New Yorkers' concerns about an increasing homeless population may be justified to a certain degree, according to a new study.
Since New York City hit the historic high of 59,000 homeless people last year, Mayor Bill de Blasio has come under fire for failing to get the situation under control. While the mayor has made a few recent bold moves to tackle the issue, a new report from the Manhattan Institute concluded that the city is spending a disproportionate amount of resources on people living in shelters, and needs to concentrate more funding on people who live on the streets.
That appears to be a primary concern for a vast number of New Yorkers.
According to a recent Quinnipiac University survey, 53 percent of New Yorkers said they’re seeing more homeless people on the streets than they did a few years ago. And 63 percent of polled New Yorkers said they disapprove of how de Blasio is handling the issue, according to a New York Times/Siena College poll.
While New York City’s most recent point-in-time count found that the number of people sleeping on the streets has actually declined, experts say that ascertaining an accurate figure remains a challenge. On a single night in February, Homeless Outreach Population Estimate (HOPE) identified 3,182 people sleeping on the city’s streets, in the subway or in other public areas, a 5 percent drop from the year before.
It's possible that it may just appear that there are more homeless people, since they're moving to areas of higher visibility.
Stephen Eide, a Manhattan Institute fellow and author of the study, says the HOPE figures can’t necessarily be trusted.
For one, wary homeless people often know when the annual manual count takes place, and try to avoid being detected, the report noted. One of the other main pitfalls is that the count is conducted mostly by volunteers, not licensed social workers or police officials.

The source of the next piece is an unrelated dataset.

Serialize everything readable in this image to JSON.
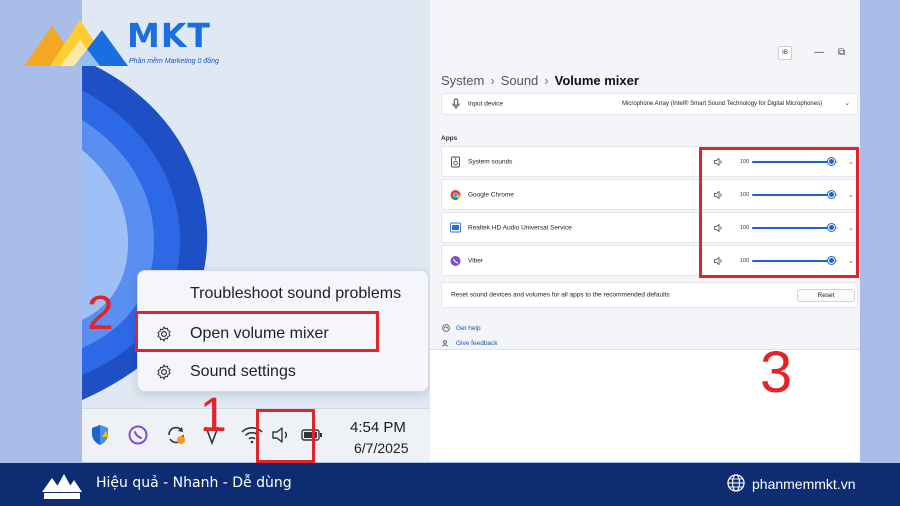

Regardless of what the actual figure is, officials and experts across the board say that it’s too high. Based off of its research, the Manhattan Institute report is now urging the city to devote more funds to specifically supporting unsheltered people on the streets to reduce that statistic.
After analyzing the city’s expenditures, the report found that the Department of Homeless Services (DHS), for example, the agency that’s primarily responsible for handling the issue of homelessness, devotes a modest proportion of its budget to people on the streets.
DHS has a network of 255 emergency-lodging facilities.
Of the agency's $1.2 billion budget, just $40 million is designated for outreach, drop-in, and reception services, according to the report.
De Blasio’s latest programs also have a pointed focus on people currently living in shelters.
The Living in Communities Rental Assistance programs (LINC), for example, was created to help people transition out of shelters and into permanent residences.
Participants spend up to 30 percent of their income on rent and landlords get cash incentives from the city to welcome in tenants in need.
De Blasio also announced in November that he would act independently from the state and commit $2.6 billion to providing supportive housing to homeless people. Those 15,000 units will be designated for domestic abuse victims, veterans, drug addicts and those living on the street, according to the Associated Press.
But Eide argues that people with mental illness should be given priority, and the bulk of, such supportive housing. The report notes that supportive housing was initially conceived as a way to keep people with mental illness out of prisons and off the streets.
In addition to more effectively addressing the needs of people with mental illness, the Manhattan Institute suggested a number of strategies that could help get people on the streets into stable housing.
Eide recommends conducting two annual counts of homeless people, led by paid professionals who are well-versed in the needs and concerns of people on the streets. He also urged the New York City Housing Authority (NYCHA) to stop giving preference to families in shelters. According to the report, many of NYCHA’s units are occupied by middle-income families who remain, on average, for 22 years. While some advocates object to this method, the report supports breaking up encampments and penalizing such offenses as urinating in public to discourage people from choosing the streets over shelters.